## EXERCISE DESCRIPTION
Output each record exactly as given. Leave out every picture.

Dataset items
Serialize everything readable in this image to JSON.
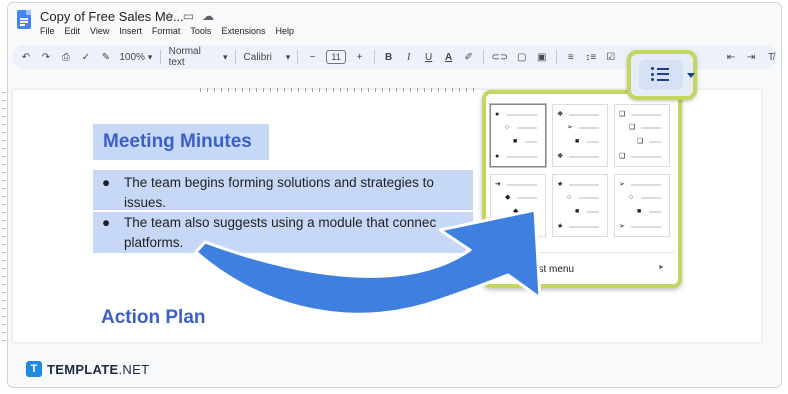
{
  "app": {
    "document_title": "Copy of Free Sales Me...",
    "title_icons": [
      "star-icon",
      "folder-move-icon",
      "cloud-status-icon"
    ],
    "menu": [
      "File",
      "Edit",
      "View",
      "Insert",
      "Format",
      "Tools",
      "Extensions",
      "Help"
    ]
  },
  "toolbar": {
    "zoom": "100%",
    "style": "Normal text",
    "font": "Calibri",
    "font_size": "11",
    "minus": "−",
    "plus": "+",
    "bold": "B",
    "italic": "I",
    "underline": "U",
    "text_color": "A"
  },
  "document": {
    "heading": "Meeting Minutes",
    "bullets": [
      {
        "line1": "The team begins forming solutions and strategies to",
        "line2": "issues."
      },
      {
        "line1": "The team also suggests using a module that connec",
        "line2": "platforms."
      }
    ],
    "bullet_glyph": "●",
    "section2": "Action Plan"
  },
  "bullet_menu": {
    "checklist_label": "cklist menu",
    "submenu_arrow": "►"
  },
  "footer": {
    "logo_letter": "T",
    "brand": "TEMPLATE",
    "brand_suffix": ".NET"
  },
  "colors": {
    "highlight": "#c3d660",
    "heading": "#3c5fc9",
    "selection": "#c6d8f5",
    "arrow": "#3f7fe0"
  }
}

## TASK OUTPUT
Serialize everything readable in this image to JSON.
{
  "app": {
    "document_title": "Copy of Free Sales Me...",
    "title_icons": [
      "star-icon",
      "folder-move-icon",
      "cloud-status-icon"
    ],
    "menu": [
      "File",
      "Edit",
      "View",
      "Insert",
      "Format",
      "Tools",
      "Extensions",
      "Help"
    ]
  },
  "toolbar": {
    "zoom": "100%",
    "style": "Normal text",
    "font": "Calibri",
    "font_size": "11",
    "minus": "−",
    "plus": "+",
    "bold": "B",
    "italic": "I",
    "underline": "U",
    "text_color": "A"
  },
  "document": {
    "heading": "Meeting Minutes",
    "bullets": [
      {
        "line1": "The team begins forming solutions and strategies to",
        "line2": "issues."
      },
      {
        "line1": "The team also suggests using a module that connec",
        "line2": "platforms."
      }
    ],
    "bullet_glyph": "●",
    "section2": "Action Plan"
  },
  "bullet_menu": {
    "checklist_label": "cklist menu",
    "submenu_arrow": "►"
  },
  "footer": {
    "logo_letter": "T",
    "brand": "TEMPLATE",
    "brand_suffix": ".NET"
  },
  "colors": {
    "highlight": "#c3d660",
    "heading": "#3c5fc9",
    "selection": "#c6d8f5",
    "arrow": "#3f7fe0"
  }
}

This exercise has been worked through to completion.